Records contained in a dataset
•••••

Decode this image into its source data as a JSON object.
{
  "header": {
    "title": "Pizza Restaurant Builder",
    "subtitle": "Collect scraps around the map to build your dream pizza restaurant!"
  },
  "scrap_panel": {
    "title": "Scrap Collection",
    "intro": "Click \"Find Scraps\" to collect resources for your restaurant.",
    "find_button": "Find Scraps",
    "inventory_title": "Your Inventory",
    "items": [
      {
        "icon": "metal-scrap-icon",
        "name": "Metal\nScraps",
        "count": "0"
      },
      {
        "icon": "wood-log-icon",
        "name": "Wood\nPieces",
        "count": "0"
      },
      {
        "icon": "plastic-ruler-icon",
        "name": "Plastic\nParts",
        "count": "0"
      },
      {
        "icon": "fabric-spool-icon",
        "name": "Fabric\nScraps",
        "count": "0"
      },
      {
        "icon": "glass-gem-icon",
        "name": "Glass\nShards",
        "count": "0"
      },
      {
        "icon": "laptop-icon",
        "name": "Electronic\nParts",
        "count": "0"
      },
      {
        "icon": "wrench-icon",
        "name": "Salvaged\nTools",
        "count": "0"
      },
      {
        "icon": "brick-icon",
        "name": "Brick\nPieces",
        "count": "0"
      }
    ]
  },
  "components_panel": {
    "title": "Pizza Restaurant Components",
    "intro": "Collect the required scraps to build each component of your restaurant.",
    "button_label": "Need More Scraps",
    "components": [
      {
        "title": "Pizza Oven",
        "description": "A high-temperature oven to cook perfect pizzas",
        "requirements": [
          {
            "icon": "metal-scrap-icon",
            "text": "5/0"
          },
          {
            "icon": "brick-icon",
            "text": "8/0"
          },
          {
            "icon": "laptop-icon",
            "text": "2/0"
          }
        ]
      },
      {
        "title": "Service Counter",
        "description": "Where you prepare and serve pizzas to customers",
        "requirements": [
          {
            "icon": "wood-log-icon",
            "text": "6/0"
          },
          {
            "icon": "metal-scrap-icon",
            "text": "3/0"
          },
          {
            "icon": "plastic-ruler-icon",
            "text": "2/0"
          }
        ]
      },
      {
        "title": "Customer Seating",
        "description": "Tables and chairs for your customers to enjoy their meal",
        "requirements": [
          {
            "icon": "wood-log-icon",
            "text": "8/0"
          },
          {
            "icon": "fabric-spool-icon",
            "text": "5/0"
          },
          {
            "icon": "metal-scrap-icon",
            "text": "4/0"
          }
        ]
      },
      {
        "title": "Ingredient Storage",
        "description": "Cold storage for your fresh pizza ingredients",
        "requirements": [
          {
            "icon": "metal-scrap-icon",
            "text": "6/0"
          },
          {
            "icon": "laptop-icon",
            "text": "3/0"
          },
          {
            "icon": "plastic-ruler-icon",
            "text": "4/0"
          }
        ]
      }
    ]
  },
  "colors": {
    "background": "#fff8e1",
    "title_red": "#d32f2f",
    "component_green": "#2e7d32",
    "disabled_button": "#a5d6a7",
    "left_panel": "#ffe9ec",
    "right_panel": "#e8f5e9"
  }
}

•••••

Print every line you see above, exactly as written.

Task result
Decode this image into its source data as a JSON object.
{
  "header": {
    "title": "Pizza Restaurant Builder",
    "subtitle": "Collect scraps around the map to build your dream pizza restaurant!"
  },
  "scrap_panel": {
    "title": "Scrap Collection",
    "intro": "Click \"Find Scraps\" to collect resources for your restaurant.",
    "find_button": "Find Scraps",
    "inventory_title": "Your Inventory",
    "items": [
      {
        "icon": "metal-scrap-icon",
        "name": "Metal\nScraps",
        "count": "0"
      },
      {
        "icon": "wood-log-icon",
        "name": "Wood\nPieces",
        "count": "0"
      },
      {
        "icon": "plastic-ruler-icon",
        "name": "Plastic\nParts",
        "count": "0"
      },
      {
        "icon": "fabric-spool-icon",
        "name": "Fabric\nScraps",
        "count": "0"
      },
      {
        "icon": "glass-gem-icon",
        "name": "Glass\nShards",
        "count": "0"
      },
      {
        "icon": "laptop-icon",
        "name": "Electronic\nParts",
        "count": "0"
      },
      {
        "icon": "wrench-icon",
        "name": "Salvaged\nTools",
        "count": "0"
      },
      {
        "icon": "brick-icon",
        "name": "Brick\nPieces",
        "count": "0"
      }
    ]
  },
  "components_panel": {
    "title": "Pizza Restaurant Components",
    "intro": "Collect the required scraps to build each component of your restaurant.",
    "button_label": "Need More Scraps",
    "components": [
      {
        "title": "Pizza Oven",
        "description": "A high-temperature oven to cook perfect pizzas",
        "requirements": [
          {
            "icon": "metal-scrap-icon",
            "text": "5/0"
          },
          {
            "icon": "brick-icon",
            "text": "8/0"
          },
          {
            "icon": "laptop-icon",
            "text": "2/0"
          }
        ]
      },
      {
        "title": "Service Counter",
        "description": "Where you prepare and serve pizzas to customers",
        "requirements": [
          {
            "icon": "wood-log-icon",
            "text": "6/0"
          },
          {
            "icon": "metal-scrap-icon",
            "text": "3/0"
          },
          {
            "icon": "plastic-ruler-icon",
            "text": "2/0"
          }
        ]
      },
      {
        "title": "Customer Seating",
        "description": "Tables and chairs for your customers to enjoy their meal",
        "requirements": [
          {
            "icon": "wood-log-icon",
            "text": "8/0"
          },
          {
            "icon": "fabric-spool-icon",
            "text": "5/0"
          },
          {
            "icon": "metal-scrap-icon",
            "text": "4/0"
          }
        ]
      },
      {
        "title": "Ingredient Storage",
        "description": "Cold storage for your fresh pizza ingredients",
        "requirements": [
          {
            "icon": "metal-scrap-icon",
            "text": "6/0"
          },
          {
            "icon": "laptop-icon",
            "text": "3/0"
          },
          {
            "icon": "plastic-ruler-icon",
            "text": "4/0"
          }
        ]
      }
    ]
  },
  "colors": {
    "background": "#fff8e1",
    "title_red": "#d32f2f",
    "component_green": "#2e7d32",
    "disabled_button": "#a5d6a7",
    "left_panel": "#ffe9ec",
    "right_panel": "#e8f5e9"
  }
}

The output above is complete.